Not only does the number vary but so do their size. Salmon eggs can be as large as a pea while catfish eggs tend to be smaller than a grain of rice. One interesting fact is that a single female oceanic Whitetip shark can produce up to 40 pups and as many as 9 million eggs in one year! Wow!
“Rockfish females can carry anywhere between 10,000 and six million eggs, depending on the species and age of the individual.” -National Ocean Service
Some Fish Species Can Lay Thousands of Eggs in One Season
Fish typically spawn or lay eggs a few times a year and the female can release numerous eggs during each spawning period. It’s not uncommon for some species to lay thousands upon thousands of eggs per season!
The Atlantic cod, for example, can produce millions of eggs annually, while the Pacific halibut is known to lay up to 4 million eggs at once! Female striped bass produce more than one million eggs every breeding season, making this fish species an important part of recreational fishing.
“Greater amberjacks are sexually mature by age four and as big as one meter; females can lay between several hundred thousand to over a million eggs per year.” -The FishSite
How many eggs do fish lay? The answer varies depending on the species, their size, and the environment they live in. Some may lay just a handful of eggs at a time, while others will lay millions of eggs in a single season. Whatever the number, it’s clear that fish reproduction plays a vital role in maintaining the balance of our aquatic ecosystems.
Frequently Asked Questions
How many eggs do different species of fish lay?
The number of eggs different species of fish lay varies greatly. For example, a single female cod can lay up to 9 million eggs while a female salmon may only lay up to 7,500 eggs. Some species of fish, such as the guppy, can give birth to live young instead of laying eggs.
Do fish lay eggs continuously or at certain times of the year?
Most fish lay their eggs at certain times of the year, usually during the spawning season. The exact timing varies by species and can be influenced by factors such as water temperature and food availability. Some fish, such as catfish, can lay eggs multiple times in a season.
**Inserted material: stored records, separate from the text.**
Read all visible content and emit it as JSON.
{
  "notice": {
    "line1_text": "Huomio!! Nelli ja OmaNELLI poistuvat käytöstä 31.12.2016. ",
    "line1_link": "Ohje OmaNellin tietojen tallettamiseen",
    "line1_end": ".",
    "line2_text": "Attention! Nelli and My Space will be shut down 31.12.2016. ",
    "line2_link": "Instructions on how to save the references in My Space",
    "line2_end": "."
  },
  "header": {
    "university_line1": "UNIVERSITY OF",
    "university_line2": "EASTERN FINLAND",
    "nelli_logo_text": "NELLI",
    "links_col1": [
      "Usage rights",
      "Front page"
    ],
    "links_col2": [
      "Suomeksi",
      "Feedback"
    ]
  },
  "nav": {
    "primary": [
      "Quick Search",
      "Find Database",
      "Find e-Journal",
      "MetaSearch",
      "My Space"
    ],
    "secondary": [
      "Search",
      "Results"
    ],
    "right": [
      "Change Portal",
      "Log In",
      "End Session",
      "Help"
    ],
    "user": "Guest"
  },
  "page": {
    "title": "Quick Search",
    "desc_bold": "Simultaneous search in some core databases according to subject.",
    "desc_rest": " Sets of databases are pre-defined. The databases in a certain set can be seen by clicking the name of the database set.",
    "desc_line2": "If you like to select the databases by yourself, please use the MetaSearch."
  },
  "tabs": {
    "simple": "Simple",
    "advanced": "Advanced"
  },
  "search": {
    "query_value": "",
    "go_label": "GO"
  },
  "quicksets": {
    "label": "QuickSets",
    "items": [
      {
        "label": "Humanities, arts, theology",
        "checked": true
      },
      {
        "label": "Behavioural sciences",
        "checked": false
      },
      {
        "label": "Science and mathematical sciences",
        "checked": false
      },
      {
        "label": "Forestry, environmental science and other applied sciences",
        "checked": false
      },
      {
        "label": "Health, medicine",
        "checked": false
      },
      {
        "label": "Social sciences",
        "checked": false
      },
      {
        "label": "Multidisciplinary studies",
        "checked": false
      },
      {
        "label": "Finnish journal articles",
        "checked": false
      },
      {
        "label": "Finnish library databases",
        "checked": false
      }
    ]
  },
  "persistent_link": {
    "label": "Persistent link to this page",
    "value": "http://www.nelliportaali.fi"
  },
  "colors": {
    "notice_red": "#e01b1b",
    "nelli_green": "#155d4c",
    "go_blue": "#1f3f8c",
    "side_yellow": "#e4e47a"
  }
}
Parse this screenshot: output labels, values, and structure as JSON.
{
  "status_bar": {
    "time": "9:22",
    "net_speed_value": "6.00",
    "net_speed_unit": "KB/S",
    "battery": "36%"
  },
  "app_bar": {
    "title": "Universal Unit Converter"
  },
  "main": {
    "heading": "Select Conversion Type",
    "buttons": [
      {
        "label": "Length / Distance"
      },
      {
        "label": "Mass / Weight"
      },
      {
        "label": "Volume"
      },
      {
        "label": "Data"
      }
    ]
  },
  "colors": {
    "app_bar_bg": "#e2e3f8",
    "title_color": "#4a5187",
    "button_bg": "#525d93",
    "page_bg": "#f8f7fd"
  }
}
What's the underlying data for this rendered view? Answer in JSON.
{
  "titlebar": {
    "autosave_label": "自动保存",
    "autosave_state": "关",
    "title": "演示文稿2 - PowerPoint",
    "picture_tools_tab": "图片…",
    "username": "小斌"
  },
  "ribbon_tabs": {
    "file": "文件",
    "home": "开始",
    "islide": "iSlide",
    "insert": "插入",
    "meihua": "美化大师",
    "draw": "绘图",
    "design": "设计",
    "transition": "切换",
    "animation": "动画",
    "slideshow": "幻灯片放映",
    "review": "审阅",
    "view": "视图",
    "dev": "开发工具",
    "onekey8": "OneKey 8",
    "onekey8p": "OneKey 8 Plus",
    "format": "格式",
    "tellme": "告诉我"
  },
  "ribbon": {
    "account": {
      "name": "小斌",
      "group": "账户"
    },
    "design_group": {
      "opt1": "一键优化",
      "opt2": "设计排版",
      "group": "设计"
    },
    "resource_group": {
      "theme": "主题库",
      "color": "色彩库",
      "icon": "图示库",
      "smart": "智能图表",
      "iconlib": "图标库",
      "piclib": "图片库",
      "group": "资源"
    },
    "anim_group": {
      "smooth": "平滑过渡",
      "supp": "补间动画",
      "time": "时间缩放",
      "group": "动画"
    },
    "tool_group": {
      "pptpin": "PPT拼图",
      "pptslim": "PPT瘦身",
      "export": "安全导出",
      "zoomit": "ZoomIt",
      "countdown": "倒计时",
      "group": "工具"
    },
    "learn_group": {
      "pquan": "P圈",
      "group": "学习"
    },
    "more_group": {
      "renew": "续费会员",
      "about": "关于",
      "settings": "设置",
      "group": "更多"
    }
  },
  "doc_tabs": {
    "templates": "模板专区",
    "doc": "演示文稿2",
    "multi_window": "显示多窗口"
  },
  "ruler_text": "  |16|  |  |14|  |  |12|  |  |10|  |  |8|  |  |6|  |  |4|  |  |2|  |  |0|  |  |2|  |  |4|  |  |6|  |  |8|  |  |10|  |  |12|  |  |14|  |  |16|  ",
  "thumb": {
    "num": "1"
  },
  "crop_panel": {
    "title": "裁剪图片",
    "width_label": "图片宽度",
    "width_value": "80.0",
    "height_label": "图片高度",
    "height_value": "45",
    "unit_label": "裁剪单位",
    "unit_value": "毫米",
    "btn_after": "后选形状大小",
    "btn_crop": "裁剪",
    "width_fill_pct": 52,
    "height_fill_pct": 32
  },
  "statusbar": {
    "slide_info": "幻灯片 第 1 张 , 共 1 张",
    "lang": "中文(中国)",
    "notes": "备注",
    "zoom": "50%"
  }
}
What factors influence the number of eggs fish lay?
Several factors influence the number of eggs fish lay, including the size and age of the female, environmental conditions, and the availability of food. In general, larger and older females can lay more eggs than younger, smaller females. Fish that have access to more food are also more likely to lay more eggs.
How do fish protect their eggs from predators?
Fish use a variety of strategies to protect their eggs from predators, including burying them in gravel or sand, building nests, and guarding them aggressively. Some species, such as the stickleback, even have spines on their bodies that they use to fend off predators.
What is the survival rate of fish eggs and how does it vary by species?
The survival rate of fish eggs varies greatly by species. Some species, such as salmon, have relatively high survival rates, with up to 90% of eggs hatching. Other species, such as the zebrafish, have much lower survival rates, with only a small percentage of eggs surviving to adulthood. Factors such as water quality, temperature, and the presence of predators can all influence egg survival rates.